WHAT THE TASK REQUIRES:
In full and without change, retype the records.

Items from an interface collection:
----
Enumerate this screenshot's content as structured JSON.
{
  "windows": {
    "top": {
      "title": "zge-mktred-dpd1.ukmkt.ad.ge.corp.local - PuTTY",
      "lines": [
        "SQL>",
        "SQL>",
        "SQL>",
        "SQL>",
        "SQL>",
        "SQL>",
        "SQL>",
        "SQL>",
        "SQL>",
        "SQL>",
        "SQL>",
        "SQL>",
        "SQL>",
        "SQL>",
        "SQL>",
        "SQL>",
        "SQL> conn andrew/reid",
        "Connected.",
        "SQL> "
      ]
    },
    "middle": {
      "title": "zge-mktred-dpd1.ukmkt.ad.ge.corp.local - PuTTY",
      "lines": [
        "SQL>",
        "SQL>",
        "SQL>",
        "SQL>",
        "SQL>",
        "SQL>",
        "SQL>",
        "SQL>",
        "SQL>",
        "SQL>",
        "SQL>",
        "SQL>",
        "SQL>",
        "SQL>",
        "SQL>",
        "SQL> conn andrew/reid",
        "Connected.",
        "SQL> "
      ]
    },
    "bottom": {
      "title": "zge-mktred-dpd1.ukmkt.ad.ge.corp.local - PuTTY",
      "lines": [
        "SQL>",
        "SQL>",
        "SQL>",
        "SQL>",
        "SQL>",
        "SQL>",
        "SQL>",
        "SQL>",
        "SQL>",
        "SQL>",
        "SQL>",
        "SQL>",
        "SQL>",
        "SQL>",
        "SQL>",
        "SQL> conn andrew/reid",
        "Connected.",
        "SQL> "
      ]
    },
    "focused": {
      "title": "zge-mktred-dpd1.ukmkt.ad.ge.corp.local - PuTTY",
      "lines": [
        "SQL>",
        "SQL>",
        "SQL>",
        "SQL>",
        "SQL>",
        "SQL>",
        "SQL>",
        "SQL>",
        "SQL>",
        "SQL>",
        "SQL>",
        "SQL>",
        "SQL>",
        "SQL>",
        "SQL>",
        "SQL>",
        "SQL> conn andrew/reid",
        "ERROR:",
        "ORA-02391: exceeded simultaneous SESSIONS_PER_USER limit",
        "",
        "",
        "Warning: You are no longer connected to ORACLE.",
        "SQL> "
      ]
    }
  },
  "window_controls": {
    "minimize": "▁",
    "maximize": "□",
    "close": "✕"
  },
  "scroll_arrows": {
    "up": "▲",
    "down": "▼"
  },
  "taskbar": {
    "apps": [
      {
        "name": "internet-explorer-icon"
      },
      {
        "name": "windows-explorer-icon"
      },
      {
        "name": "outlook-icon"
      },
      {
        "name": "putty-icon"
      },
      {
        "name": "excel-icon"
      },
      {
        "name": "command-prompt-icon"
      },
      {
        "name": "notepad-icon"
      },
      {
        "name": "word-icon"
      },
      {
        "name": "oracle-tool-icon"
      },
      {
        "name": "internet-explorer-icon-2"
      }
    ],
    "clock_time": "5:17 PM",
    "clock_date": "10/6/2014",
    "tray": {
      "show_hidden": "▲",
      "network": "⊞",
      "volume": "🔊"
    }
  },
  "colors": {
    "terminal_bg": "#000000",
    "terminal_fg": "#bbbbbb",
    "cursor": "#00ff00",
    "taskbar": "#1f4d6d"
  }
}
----
TASK OUTPUT:
Enumerate this screenshot's content as structured JSON.
{
  "windows": {
    "top": {
      "title": "zge-mktred-dpd1.ukmkt.ad.ge.corp.local - PuTTY",
      "lines": [
        "SQL>",
        "SQL>",
        "SQL>",
        "SQL>",
        "SQL>",
        "SQL>",
        "SQL>",
        "SQL>",
        "SQL>",
        "SQL>",
        "SQL>",
        "SQL>",
        "SQL>",
        "SQL>",
        "SQL>",
        "SQL>",
        "SQL> conn andrew/reid",
        "Connected.",
        "SQL> "
      ]
    },
    "middle": {
      "title": "zge-mktred-dpd1.ukmkt.ad.ge.corp.local - PuTTY",
      "lines": [
        "SQL>",
        "SQL>",
        "SQL>",
        "SQL>",
        "SQL>",
        "SQL>",
        "SQL>",
        "SQL>",
        "SQL>",
        "SQL>",
        "SQL>",
        "SQL>",
        "SQL>",
        "SQL>",
        "SQL>",
        "SQL> conn andrew/reid",
        "Connected.",
        "SQL> "
      ]
    },
    "bottom": {
      "title": "zge-mktred-dpd1.ukmkt.ad.ge.corp.local - PuTTY",
      "lines": [
        "SQL>",
        "SQL>",
        "SQL>",
        "SQL>",
        "SQL>",
        "SQL>",
        "SQL>",
        "SQL>",
        "SQL>",
        "SQL>",
        "SQL>",
        "SQL>",
        "SQL>",
        "SQL>",
        "SQL>",
        "SQL> conn andrew/reid",
        "Connected.",
        "SQL> "
      ]
    },
    "focused": {
      "title": "zge-mktred-dpd1.ukmkt.ad.ge.corp.local - PuTTY",
      "lines": [
        "SQL>",
        "SQL>",
        "SQL>",
        "SQL>",
        "SQL>",
        "SQL>",
        "SQL>",
        "SQL>",
        "SQL>",
        "SQL>",
        "SQL>",
        "SQL>",
        "SQL>",
        "SQL>",
        "SQL>",
        "SQL>",
        "SQL> conn andrew/reid",
        "ERROR:",
        "ORA-02391: exceeded simultaneous SESSIONS_PER_USER limit",
        "",
        "",
        "Warning: You are no longer connected to ORACLE.",
        "SQL> "
      ]
    }
  },
  "window_controls": {
    "minimize": "▁",
    "maximize": "□",
    "close": "✕"
  },
  "scroll_arrows": {
    "up": "▲",
    "down": "▼"
  },
  "taskbar": {
    "apps": [
      {
        "name": "internet-explorer-icon"
      },
      {
        "name": "windows-explorer-icon"
      },
      {
        "name": "outlook-icon"
      },
      {
        "name": "putty-icon"
      },
      {
        "name": "excel-icon"
      },
      {
        "name": "command-prompt-icon"
      },
      {
        "name": "notepad-icon"
      },
      {
        "name": "word-icon"
      },
      {
        "name": "oracle-tool-icon"
      },
      {
        "name": "internet-explorer-icon-2"
      }
    ],
    "clock_time": "5:17 PM",
    "clock_date": "10/6/2014",
    "tray": {
      "show_hidden": "▲",
      "network": "⊞",
      "volume": "🔊"
    }
  },
  "colors": {
    "terminal_bg": "#000000",
    "terminal_fg": "#bbbbbb",
    "cursor": "#00ff00",
    "taskbar": "#1f4d6d"
  }
}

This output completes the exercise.